The RSPB is backing their reintroduction into Scotland in a move which will help rejuvenate tracts of countryside, writes Jane Sears
I will never forget the first time I saw a beaver in the wild. I was standing on a pontoon on the edge of a Scottish loch at 10 o’clock on a July evening. As my eyes adjusted to the twilight I became aware of a V-shaped ripple; it was heading my way with all the stealth of a submarine. Its head and back just breaking the surface of the water, the beaver glided towards me but at the last minute turned, and with a loud slap of its tail dived beneath the surface and swam away. It had sensed my presence and was warning the rest of its family to watch out. I have been in awe of beavers ever since.
To see a beaver in the wild is a great experience and one that has been missing for people in Scotland since this native species was hunted to extinction here in the 16th century. You do need a bit of luck on your side to spot one though, as they’re mostly only active at dawn and dusk. Beavers feed mainly on small branches and leaves, but they also strip bark off twigs and branches. Although renowned for leaving trees looking like half-finished sculptures, there are many places in Europe where generations of beavers have lived without actually felling any trees.
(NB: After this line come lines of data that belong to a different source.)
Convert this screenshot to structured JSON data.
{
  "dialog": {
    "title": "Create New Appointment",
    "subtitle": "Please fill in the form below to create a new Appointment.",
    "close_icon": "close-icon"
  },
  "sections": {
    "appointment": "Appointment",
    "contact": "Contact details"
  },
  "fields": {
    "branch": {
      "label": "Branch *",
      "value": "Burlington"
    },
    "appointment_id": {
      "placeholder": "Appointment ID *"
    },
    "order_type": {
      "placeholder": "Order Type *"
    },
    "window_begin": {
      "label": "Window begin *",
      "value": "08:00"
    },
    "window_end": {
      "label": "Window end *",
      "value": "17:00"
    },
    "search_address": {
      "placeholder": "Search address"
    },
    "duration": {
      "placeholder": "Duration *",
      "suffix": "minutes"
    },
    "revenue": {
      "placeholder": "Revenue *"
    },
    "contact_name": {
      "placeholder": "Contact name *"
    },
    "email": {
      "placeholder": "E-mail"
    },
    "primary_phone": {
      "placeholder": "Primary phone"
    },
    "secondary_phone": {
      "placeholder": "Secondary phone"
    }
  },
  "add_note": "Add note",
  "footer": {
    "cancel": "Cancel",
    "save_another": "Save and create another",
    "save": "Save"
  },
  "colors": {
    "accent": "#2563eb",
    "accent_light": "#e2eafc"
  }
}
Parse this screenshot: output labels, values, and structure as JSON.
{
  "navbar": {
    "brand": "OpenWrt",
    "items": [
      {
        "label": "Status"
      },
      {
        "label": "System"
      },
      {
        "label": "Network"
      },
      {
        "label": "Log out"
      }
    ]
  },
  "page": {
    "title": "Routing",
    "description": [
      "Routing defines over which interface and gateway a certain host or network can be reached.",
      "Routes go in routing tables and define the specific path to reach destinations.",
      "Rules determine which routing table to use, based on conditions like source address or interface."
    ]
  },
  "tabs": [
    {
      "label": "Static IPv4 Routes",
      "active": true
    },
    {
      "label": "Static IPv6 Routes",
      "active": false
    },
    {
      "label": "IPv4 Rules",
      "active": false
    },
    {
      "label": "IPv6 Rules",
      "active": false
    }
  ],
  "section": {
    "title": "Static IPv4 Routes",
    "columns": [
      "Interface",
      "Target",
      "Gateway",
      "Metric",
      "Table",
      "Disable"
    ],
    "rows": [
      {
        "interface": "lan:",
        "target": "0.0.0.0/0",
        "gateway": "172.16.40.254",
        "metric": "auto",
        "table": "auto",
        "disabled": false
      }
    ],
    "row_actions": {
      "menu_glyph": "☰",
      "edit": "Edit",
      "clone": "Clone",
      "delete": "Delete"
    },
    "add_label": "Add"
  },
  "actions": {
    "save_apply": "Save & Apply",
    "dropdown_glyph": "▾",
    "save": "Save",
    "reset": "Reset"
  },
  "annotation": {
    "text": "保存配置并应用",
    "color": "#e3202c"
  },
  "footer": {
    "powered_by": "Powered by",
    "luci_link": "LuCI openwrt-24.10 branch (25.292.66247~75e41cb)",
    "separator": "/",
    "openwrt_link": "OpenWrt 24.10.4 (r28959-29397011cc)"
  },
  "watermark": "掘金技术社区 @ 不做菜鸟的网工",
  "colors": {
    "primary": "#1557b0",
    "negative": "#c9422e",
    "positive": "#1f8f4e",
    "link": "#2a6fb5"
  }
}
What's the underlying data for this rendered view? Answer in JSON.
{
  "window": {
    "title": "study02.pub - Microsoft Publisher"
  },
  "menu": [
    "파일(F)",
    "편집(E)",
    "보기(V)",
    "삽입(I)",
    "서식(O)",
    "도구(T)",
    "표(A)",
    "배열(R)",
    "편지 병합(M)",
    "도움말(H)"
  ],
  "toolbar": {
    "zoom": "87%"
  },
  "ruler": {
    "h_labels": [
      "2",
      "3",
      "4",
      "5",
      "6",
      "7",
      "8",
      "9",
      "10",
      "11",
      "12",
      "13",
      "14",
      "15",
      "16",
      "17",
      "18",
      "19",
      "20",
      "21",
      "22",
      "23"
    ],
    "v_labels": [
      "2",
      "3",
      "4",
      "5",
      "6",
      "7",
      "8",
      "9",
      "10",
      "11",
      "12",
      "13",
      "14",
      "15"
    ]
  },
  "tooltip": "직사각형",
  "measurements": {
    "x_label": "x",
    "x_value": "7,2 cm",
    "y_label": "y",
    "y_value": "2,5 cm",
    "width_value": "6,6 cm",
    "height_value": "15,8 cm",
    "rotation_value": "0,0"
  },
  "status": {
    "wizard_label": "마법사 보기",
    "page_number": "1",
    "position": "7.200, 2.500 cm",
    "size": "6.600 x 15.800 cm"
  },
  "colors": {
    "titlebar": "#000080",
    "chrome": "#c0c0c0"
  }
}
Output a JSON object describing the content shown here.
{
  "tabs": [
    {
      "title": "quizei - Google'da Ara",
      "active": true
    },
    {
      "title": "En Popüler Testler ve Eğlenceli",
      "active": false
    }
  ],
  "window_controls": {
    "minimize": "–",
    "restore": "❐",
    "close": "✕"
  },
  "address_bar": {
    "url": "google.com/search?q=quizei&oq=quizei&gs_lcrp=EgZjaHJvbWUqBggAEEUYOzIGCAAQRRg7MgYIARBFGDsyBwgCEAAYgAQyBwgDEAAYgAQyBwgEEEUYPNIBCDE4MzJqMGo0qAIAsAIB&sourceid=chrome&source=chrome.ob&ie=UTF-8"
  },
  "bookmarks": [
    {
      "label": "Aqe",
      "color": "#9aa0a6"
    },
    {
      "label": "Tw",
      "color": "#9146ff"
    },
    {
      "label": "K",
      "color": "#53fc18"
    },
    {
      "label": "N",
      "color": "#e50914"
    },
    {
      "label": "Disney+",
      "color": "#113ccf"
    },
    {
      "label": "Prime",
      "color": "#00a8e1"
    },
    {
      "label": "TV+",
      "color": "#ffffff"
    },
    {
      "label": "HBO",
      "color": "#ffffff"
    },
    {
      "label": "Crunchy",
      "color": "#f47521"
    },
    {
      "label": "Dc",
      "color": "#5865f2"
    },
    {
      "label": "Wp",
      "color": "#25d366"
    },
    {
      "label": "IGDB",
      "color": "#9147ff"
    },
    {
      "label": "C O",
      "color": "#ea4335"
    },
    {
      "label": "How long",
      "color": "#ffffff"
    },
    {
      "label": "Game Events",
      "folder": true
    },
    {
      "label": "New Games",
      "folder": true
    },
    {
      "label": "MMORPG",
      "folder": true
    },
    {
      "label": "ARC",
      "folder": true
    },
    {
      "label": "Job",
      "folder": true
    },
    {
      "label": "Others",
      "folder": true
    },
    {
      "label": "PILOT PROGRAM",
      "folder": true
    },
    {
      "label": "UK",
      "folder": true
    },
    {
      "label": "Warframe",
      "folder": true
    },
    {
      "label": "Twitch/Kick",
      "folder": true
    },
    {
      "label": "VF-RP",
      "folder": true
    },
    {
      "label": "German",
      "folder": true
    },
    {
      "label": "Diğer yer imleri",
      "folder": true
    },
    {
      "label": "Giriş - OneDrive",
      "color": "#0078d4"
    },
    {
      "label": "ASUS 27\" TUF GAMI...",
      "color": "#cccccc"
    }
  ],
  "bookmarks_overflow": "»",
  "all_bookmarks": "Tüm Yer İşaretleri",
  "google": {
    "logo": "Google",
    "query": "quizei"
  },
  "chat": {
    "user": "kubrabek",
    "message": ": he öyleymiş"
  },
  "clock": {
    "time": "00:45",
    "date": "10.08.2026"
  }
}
Beavers are probably best known for building dams and lodges. Lodges provide shelter and dams are constructed to provide deeper water. They don’t always build dams though, as rivers and lakes are generally deep enough to supply enough water around their lodge for underwater access. The pools that form behind dams allow them to swim to food caches, but also provide great breeding habitat for invertebrates like water beetles, caddis flies and dragonflies. Being wary of predators when walking on land, beavers prefer to transport branches through the water to their caches and often engineer special canals for this. Dug with their powerful feet, the canals are about 50cm wide, with such neatly excavated sides that any JCB driver would be envious. Other wildlife takes advantage of these passages which provide refuges for fish and wildfowl, like teal.
Whole landscapes can be transformed by beavers in a way no conservation manager can ever achieve through mechanical means. Such areas can be fantastic places to visit, and thanks to the ever-changing nature of beaver activities, no two trips will be quite the same. Picture flood-plains full of wet woodland, tall trees standing in shallow water and a network of muddy banks. Pools and channels that are full of toads and frogs with herons and egrets taking advantage of easy pickings, and woodpeckers abound thanks to a wealth of nest-sites and beetle grubs.
Areas like this would be a huge draw for nature lovers and the large number of wildlife tourists that flock to Scotland each year, generating much needed income for local economies. They also offer up a fantastic canvass for nature photographers looking to showcase the very best of the breathtaking scenery and incredible wildlife we have on offer in Scotland. Both of these valuable, expanding sectors could benefit greatly from diversifying habitats and restoring once lost native species to suitable sites across the country.
We at the RSPB are very keen to see beavers re-established in the wild in Scotland. With the Scottish Government due to decide on the future of beavers here later this year, we have started assessing the suitability of some of our reserves to support these mammals, either through natural dispersal or further licensed reintroductions. Beavers can provide the type of habitat that we try to achieve through laborious work parties or contractors, such as scrub clearing, coppicing and pond creation. What’s more they will add dynamism to the habitat that is impossible to achieve through even the most innovative regime.
RSPB Scotland has been rallying the nation to Give Nature a Home and the level of support has been fantastic so far. We dearly hope that we’ll be able to help give beavers a home on some of our sites too. Not only will we be able to enjoy watching them, but we can also reap the rewards with the other wildlife they’ll attract too. As well as giving themselves a home, beavers are great hosts for other wildlife. If only we were all so hospitable!
For more information about RSPB Scotland’s work to give nature a home visit: rspb.org.uk/homes
• Jane Sears is a Biodiversity Projects Officer with the RSPB.